    How often does a good, or a great team, go through a “x” game losing streak, and still make the playoffs? Or put in another way, what is the longest losing streak a WS winning (WS contender, division contender) team ever had?

    I have a vague recollection of a TV pundit stating, several years ago, that no WS winner had ever lost four games in a row during the season (maybe it was the year that the Rockies made their mad late season dash to make the wildcard).

    • Looking at Met postseason teams and longest losing streaks…

      1969: 5 (May 22 to May 27)
      1973: 5 (May 2 to May 6)
      1986: 4 (twice: 8/14-8/17; 9/12-9/15)
      1988: 5 (June 7 to June 12)
      1999: 8 (May 28 to June 5)
      2000: 4 (twice: 5/1-5/4; 9/1-9/4)
      2006: 4 (twice: 6/27-6/30; 9/24-9/27)

      I can assure you I was and remain certain the world was/is ending any time the Mets lose as many as three in a row.

  • Mike

    Greg: I’m with you, on that emotion.
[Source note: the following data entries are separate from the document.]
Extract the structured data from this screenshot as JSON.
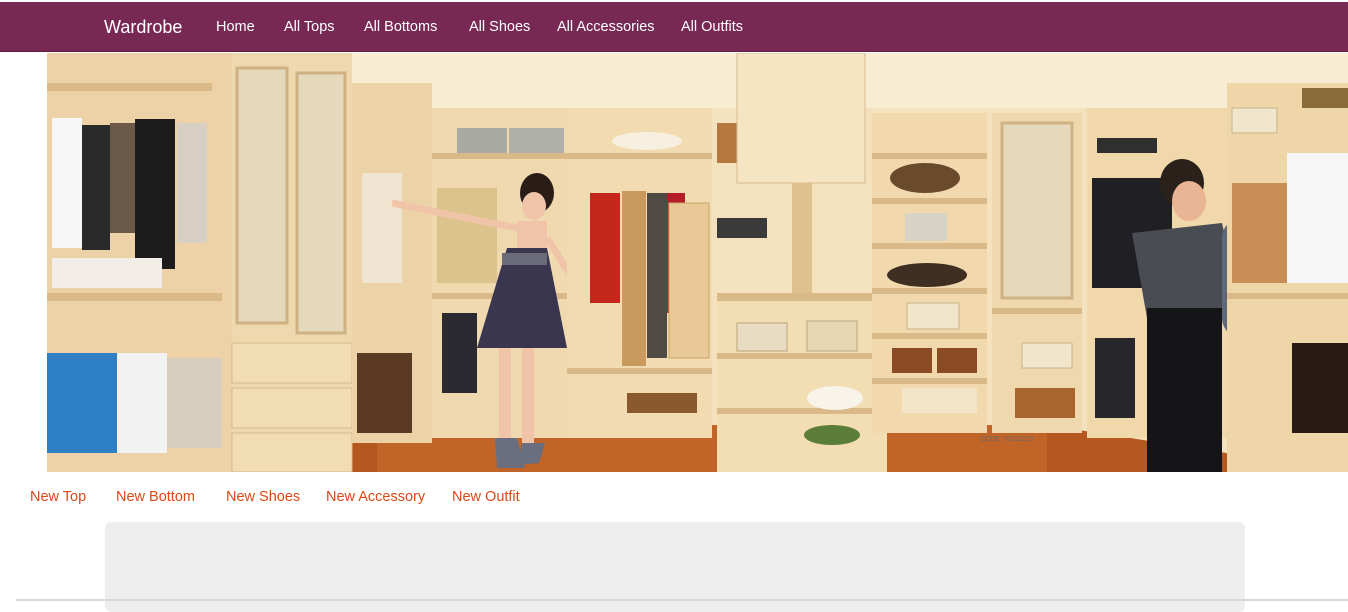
{
  "navbar": {
    "brand": "Wardrobe",
    "background_color": "#772953",
    "links": [
      {
        "label": "Home"
      },
      {
        "label": "All Tops"
      },
      {
        "label": "All Bottoms"
      },
      {
        "label": "All Shoes"
      },
      {
        "label": "All Accessories"
      },
      {
        "label": "All Outfits"
      }
    ]
  },
  "hero": {
    "code_label": "CODE: YG11213"
  },
  "subnav": {
    "link_color": "#dd4814",
    "links": [
      {
        "label": "New Top"
      },
      {
        "label": "New Bottom"
      },
      {
        "label": "New Shoes"
      },
      {
        "label": "New Accessory"
      },
      {
        "label": "New Outfit"
      }
    ]
  }
}
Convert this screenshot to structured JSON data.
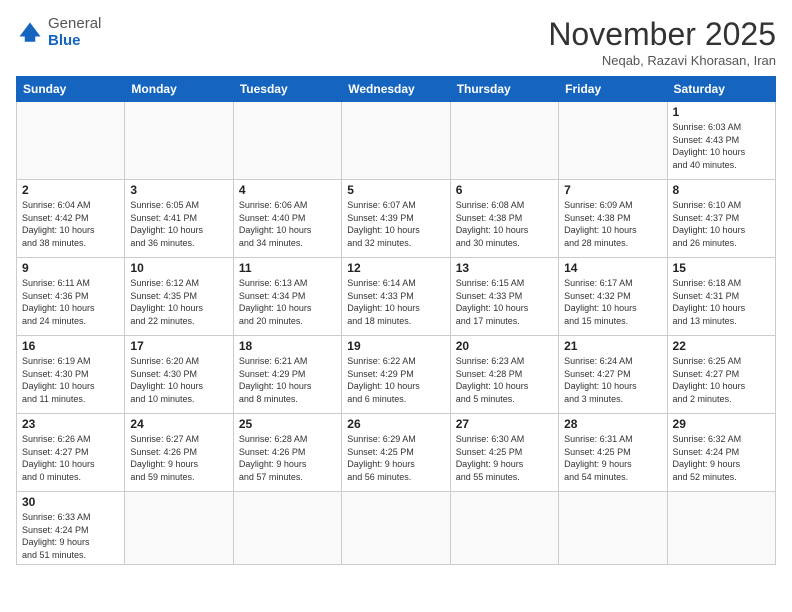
{
  "header": {
    "logo_line1": "General",
    "logo_line2": "Blue",
    "month": "November 2025",
    "location": "Neqab, Razavi Khorasan, Iran"
  },
  "weekdays": [
    "Sunday",
    "Monday",
    "Tuesday",
    "Wednesday",
    "Thursday",
    "Friday",
    "Saturday"
  ],
  "weeks": [
    [
      {
        "day": "",
        "info": ""
      },
      {
        "day": "",
        "info": ""
      },
      {
        "day": "",
        "info": ""
      },
      {
        "day": "",
        "info": ""
      },
      {
        "day": "",
        "info": ""
      },
      {
        "day": "",
        "info": ""
      },
      {
        "day": "1",
        "info": "Sunrise: 6:03 AM\nSunset: 4:43 PM\nDaylight: 10 hours\nand 40 minutes."
      }
    ],
    [
      {
        "day": "2",
        "info": "Sunrise: 6:04 AM\nSunset: 4:42 PM\nDaylight: 10 hours\nand 38 minutes."
      },
      {
        "day": "3",
        "info": "Sunrise: 6:05 AM\nSunset: 4:41 PM\nDaylight: 10 hours\nand 36 minutes."
      },
      {
        "day": "4",
        "info": "Sunrise: 6:06 AM\nSunset: 4:40 PM\nDaylight: 10 hours\nand 34 minutes."
      },
      {
        "day": "5",
        "info": "Sunrise: 6:07 AM\nSunset: 4:39 PM\nDaylight: 10 hours\nand 32 minutes."
      },
      {
        "day": "6",
        "info": "Sunrise: 6:08 AM\nSunset: 4:38 PM\nDaylight: 10 hours\nand 30 minutes."
      },
      {
        "day": "7",
        "info": "Sunrise: 6:09 AM\nSunset: 4:38 PM\nDaylight: 10 hours\nand 28 minutes."
      },
      {
        "day": "8",
        "info": "Sunrise: 6:10 AM\nSunset: 4:37 PM\nDaylight: 10 hours\nand 26 minutes."
      }
    ],
    [
      {
        "day": "9",
        "info": "Sunrise: 6:11 AM\nSunset: 4:36 PM\nDaylight: 10 hours\nand 24 minutes."
      },
      {
        "day": "10",
        "info": "Sunrise: 6:12 AM\nSunset: 4:35 PM\nDaylight: 10 hours\nand 22 minutes."
      },
      {
        "day": "11",
        "info": "Sunrise: 6:13 AM\nSunset: 4:34 PM\nDaylight: 10 hours\nand 20 minutes."
      },
      {
        "day": "12",
        "info": "Sunrise: 6:14 AM\nSunset: 4:33 PM\nDaylight: 10 hours\nand 18 minutes."
      },
      {
        "day": "13",
        "info": "Sunrise: 6:15 AM\nSunset: 4:33 PM\nDaylight: 10 hours\nand 17 minutes."
      },
      {
        "day": "14",
        "info": "Sunrise: 6:17 AM\nSunset: 4:32 PM\nDaylight: 10 hours\nand 15 minutes."
      },
      {
        "day": "15",
        "info": "Sunrise: 6:18 AM\nSunset: 4:31 PM\nDaylight: 10 hours\nand 13 minutes."
      }
    ],
    [
      {
        "day": "16",
        "info": "Sunrise: 6:19 AM\nSunset: 4:30 PM\nDaylight: 10 hours\nand 11 minutes."
      },
      {
        "day": "17",
        "info": "Sunrise: 6:20 AM\nSunset: 4:30 PM\nDaylight: 10 hours\nand 10 minutes."
      },
      {
        "day": "18",
        "info": "Sunrise: 6:21 AM\nSunset: 4:29 PM\nDaylight: 10 hours\nand 8 minutes."
      },
      {
        "day": "19",
        "info": "Sunrise: 6:22 AM\nSunset: 4:29 PM\nDaylight: 10 hours\nand 6 minutes."
      },
      {
        "day": "20",
        "info": "Sunrise: 6:23 AM\nSunset: 4:28 PM\nDaylight: 10 hours\nand 5 minutes."
      },
      {
        "day": "21",
        "info": "Sunrise: 6:24 AM\nSunset: 4:27 PM\nDaylight: 10 hours\nand 3 minutes."
      },
      {
        "day": "22",
        "info": "Sunrise: 6:25 AM\nSunset: 4:27 PM\nDaylight: 10 hours\nand 2 minutes."
      }
    ],
    [
      {
        "day": "23",
        "info": "Sunrise: 6:26 AM\nSunset: 4:27 PM\nDaylight: 10 hours\nand 0 minutes."
      },
      {
        "day": "24",
        "info": "Sunrise: 6:27 AM\nSunset: 4:26 PM\nDaylight: 9 hours\nand 59 minutes."
      },
      {
        "day": "25",
        "info": "Sunrise: 6:28 AM\nSunset: 4:26 PM\nDaylight: 9 hours\nand 57 minutes."
      },
      {
        "day": "26",
        "info": "Sunrise: 6:29 AM\nSunset: 4:25 PM\nDaylight: 9 hours\nand 56 minutes."
      },
      {
        "day": "27",
        "info": "Sunrise: 6:30 AM\nSunset: 4:25 PM\nDaylight: 9 hours\nand 55 minutes."
      },
      {
        "day": "28",
        "info": "Sunrise: 6:31 AM\nSunset: 4:25 PM\nDaylight: 9 hours\nand 54 minutes."
      },
      {
        "day": "29",
        "info": "Sunrise: 6:32 AM\nSunset: 4:24 PM\nDaylight: 9 hours\nand 52 minutes."
      }
    ],
    [
      {
        "day": "30",
        "info": "Sunrise: 6:33 AM\nSunset: 4:24 PM\nDaylight: 9 hours\nand 51 minutes."
      },
      {
        "day": "",
        "info": ""
      },
      {
        "day": "",
        "info": ""
      },
      {
        "day": "",
        "info": ""
      },
      {
        "day": "",
        "info": ""
      },
      {
        "day": "",
        "info": ""
      },
      {
        "day": "",
        "info": ""
      }
    ]
  ]
}
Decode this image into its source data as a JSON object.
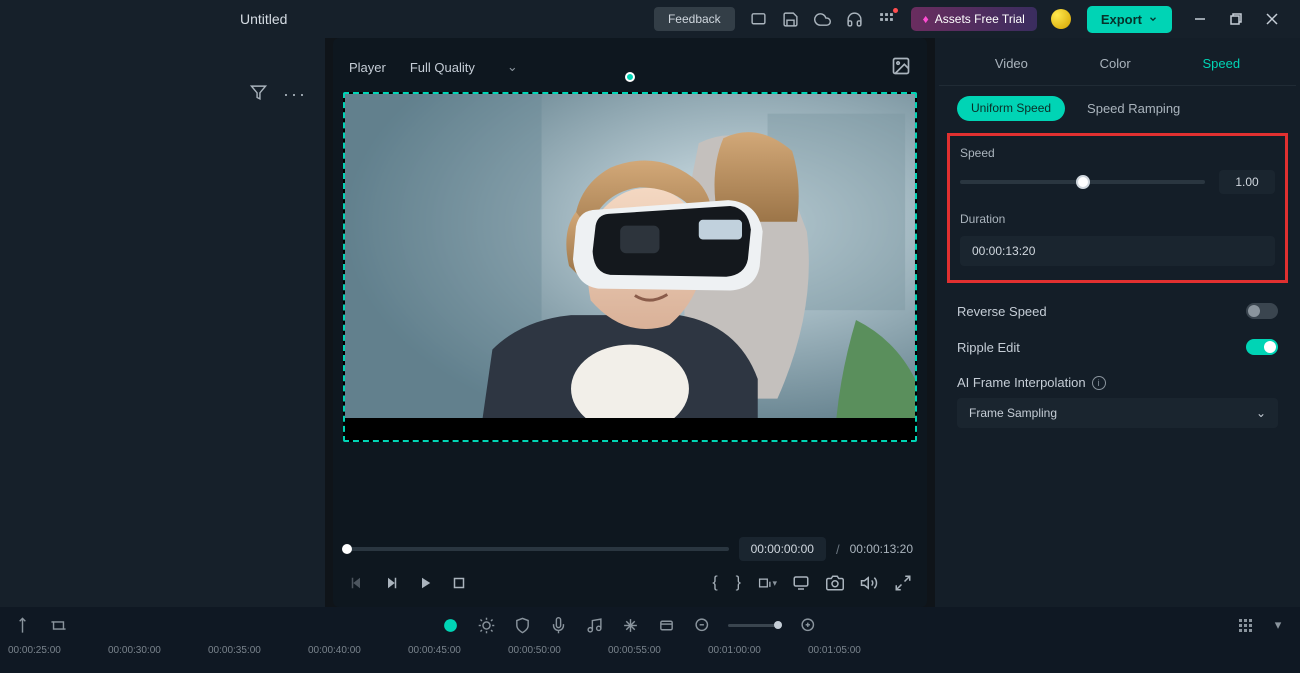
{
  "titlebar": {
    "title": "Untitled",
    "feedback_label": "Feedback",
    "assets_trial_label": "Assets Free Trial",
    "export_label": "Export"
  },
  "player": {
    "label": "Player",
    "quality": "Full Quality",
    "current_time": "00:00:00:00",
    "duration": "00:00:13:20"
  },
  "right_panel": {
    "tabs": {
      "video": "Video",
      "color": "Color",
      "speed": "Speed"
    },
    "subtabs": {
      "uniform": "Uniform Speed",
      "ramping": "Speed Ramping"
    },
    "speed": {
      "label": "Speed",
      "value": "1.00"
    },
    "duration": {
      "label": "Duration",
      "value": "00:00:13:20"
    },
    "reverse_label": "Reverse Speed",
    "ripple_label": "Ripple Edit",
    "ai_frame": {
      "label": "AI Frame Interpolation",
      "value": "Frame Sampling"
    }
  },
  "timeline": {
    "ticks": [
      "00:00:25:00",
      "00:00:30:00",
      "00:00:35:00",
      "00:00:40:00",
      "00:00:45:00",
      "00:00:50:00",
      "00:00:55:00",
      "00:01:00:00",
      "00:01:05:00"
    ]
  }
}
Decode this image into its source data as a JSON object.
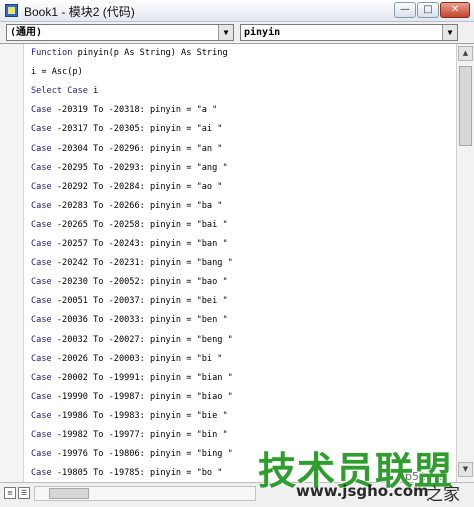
{
  "window": {
    "title": "Book1 - 模块2 (代码)",
    "minimize_glyph": "—",
    "maximize_glyph": "□",
    "close_glyph": "✕"
  },
  "selectors": {
    "object_value": "(通用)",
    "procedure_value": "pinyin",
    "arrow_glyph": "▼"
  },
  "code": {
    "lines": [
      {
        "kw": "Function",
        "rest": " pinyin(p As String) As String"
      },
      {
        "kw": "",
        "rest": "i = Asc(p)"
      },
      {
        "kw": "Select Case",
        "rest": " i"
      },
      {
        "kw": "Case",
        "rest": " -20319 To -20318: pinyin = \"a \""
      },
      {
        "kw": "Case",
        "rest": " -20317 To -20305: pinyin = \"ai \""
      },
      {
        "kw": "Case",
        "rest": " -20304 To -20296: pinyin = \"an \""
      },
      {
        "kw": "Case",
        "rest": " -20295 To -20293: pinyin = \"ang \""
      },
      {
        "kw": "Case",
        "rest": " -20292 To -20284: pinyin = \"ao \""
      },
      {
        "kw": "Case",
        "rest": " -20283 To -20266: pinyin = \"ba \""
      },
      {
        "kw": "Case",
        "rest": " -20265 To -20258: pinyin = \"bai \""
      },
      {
        "kw": "Case",
        "rest": " -20257 To -20243: pinyin = \"ban \""
      },
      {
        "kw": "Case",
        "rest": " -20242 To -20231: pinyin = \"bang \""
      },
      {
        "kw": "Case",
        "rest": " -20230 To -20052: pinyin = \"bao \""
      },
      {
        "kw": "Case",
        "rest": " -20051 To -20037: pinyin = \"bei \""
      },
      {
        "kw": "Case",
        "rest": " -20036 To -20033: pinyin = \"ben \""
      },
      {
        "kw": "Case",
        "rest": " -20032 To -20027: pinyin = \"beng \""
      },
      {
        "kw": "Case",
        "rest": " -20026 To -20003: pinyin = \"bi \""
      },
      {
        "kw": "Case",
        "rest": " -20002 To -19991: pinyin = \"bian \""
      },
      {
        "kw": "Case",
        "rest": " -19990 To -19987: pinyin = \"biao \""
      },
      {
        "kw": "Case",
        "rest": " -19986 To -19983: pinyin = \"bie \""
      },
      {
        "kw": "Case",
        "rest": " -19982 To -19977: pinyin = \"bin \""
      },
      {
        "kw": "Case",
        "rest": " -19976 To -19806: pinyin = \"bing \""
      },
      {
        "kw": "Case",
        "rest": " -19805 To -19785: pinyin = \"bo \""
      }
    ],
    "keyword_color": "#1a1a8c"
  },
  "scrollbar": {
    "up_glyph": "▲",
    "down_glyph": "▼",
    "left_glyph": "◀",
    "right_glyph": "▶"
  },
  "view_buttons": {
    "procedure_view_glyph": "≡",
    "full_module_view_glyph": "☰"
  },
  "watermark": {
    "main": "技术员联盟",
    "site": "www.jsgho.com",
    "suffix": "之家",
    "faint": "jb51.net"
  }
}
And, it takes more than a three game winning streak to get back to “they’re an okay team,” let alone, “they’re going to win (pick one: the wildcard, the division, the series, or even the next game).”

    Thanks, for the research.

  • Rob D.

    Ugh. What a way to lose a game.

  • […] still the same guys from the 10-1 fun run. They still have the ability to win more than 78 games and finish above fourth. They have Jose […]

  • […] still the same guys from the 10-1 fun run. They still have the ability to win more than 78 games and finish above fourth. They have Jose […]

  • […] June 18 represents the second time in 2010 that the Mets have put up at least a 10-1 stretch and the 39th time in franchise history they’ve gone at least 9-1. They’ve never posted a losing record in a season when they’ve done it twice. Not posting a […]